Many of the works have included collaborative activity between the composer and performer; examples of these collaborative activities include demonstrating the musette to Christopher Fox through to an in-depth study of multiphonic resources with David Gorton and Matthew Wright. However, the performer’s input is also involved at the performance level itself. Gorton gives the performer structural choices in each of his pieces while in Redgate’s work the soloist’s “score simply outlines the overall structure of the work and is otherwise fully improvised.” Only the works of Christopher Fox do not ask the performer for this kind of interpretive activity.
Two of the works have been presented twice on the CDs: Redgate’s Concerto for Improvising Soloist and Two Ensembles and Young’s oboe_prosthesis. Each of these works involves very significant levels of improvisation from the soloist, and, in the case of the Redgate, from one of the ensembles as well. The results of such extensive improvisational input, (and in the case of the Young, remarkably varied responses from the electronics) are that the recordings offer significantly different performances and fascinating comparisons.
For over thirty years Christopher Redgate has specialised in contemporary repertoire and has performed across Europe as well as the USA, China and Australia. A three year Arts and Humanities Research Council Fellowship (2009-2012) at the Royal Academy of Music enabled him to re-think the key-work of the oboe and, in collaboration with Howarth of London a new instrument was developed: the Howarth-Redgate 21st Century Oboe. He now performs exclusively on this instrument. As a performer he has developed significantly several aspects of oboe technique; leading him to a re-evaluation of a number of performance practices.
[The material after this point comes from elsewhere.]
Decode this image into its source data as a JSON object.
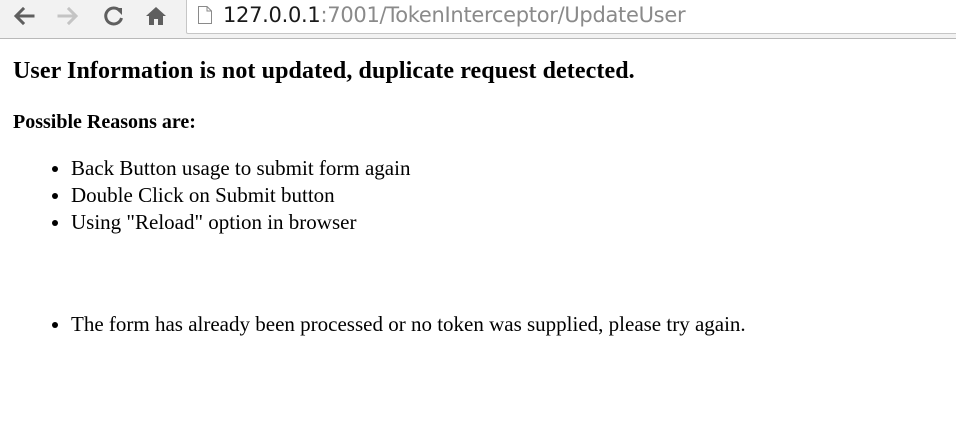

His concerts usually include solo improvisations, which allow him to further explore the more extreme areas of the oboe. Many composers have written for him including Michael Finnissy, Brian Ferneyhough, Richard Barrett, Sam Hayden, Roger Redgate, Edwin Roxburgh, Christopher Fox, James Clarke, Paul Archbold, Dorothy Ker, Michael Young, Fabrice Fitch, David Gorton, Rob Keeley, Joe Cutler, Edward Cowie, James Weeks and Gwyn Pritchard.
As usual, just let me know which samples you would like and I’ll mail on a first come, first served basis. Interviews can be arranged quite easily and quickly if you are interested. I look forward to hearing from you shortly. Review copies are available now.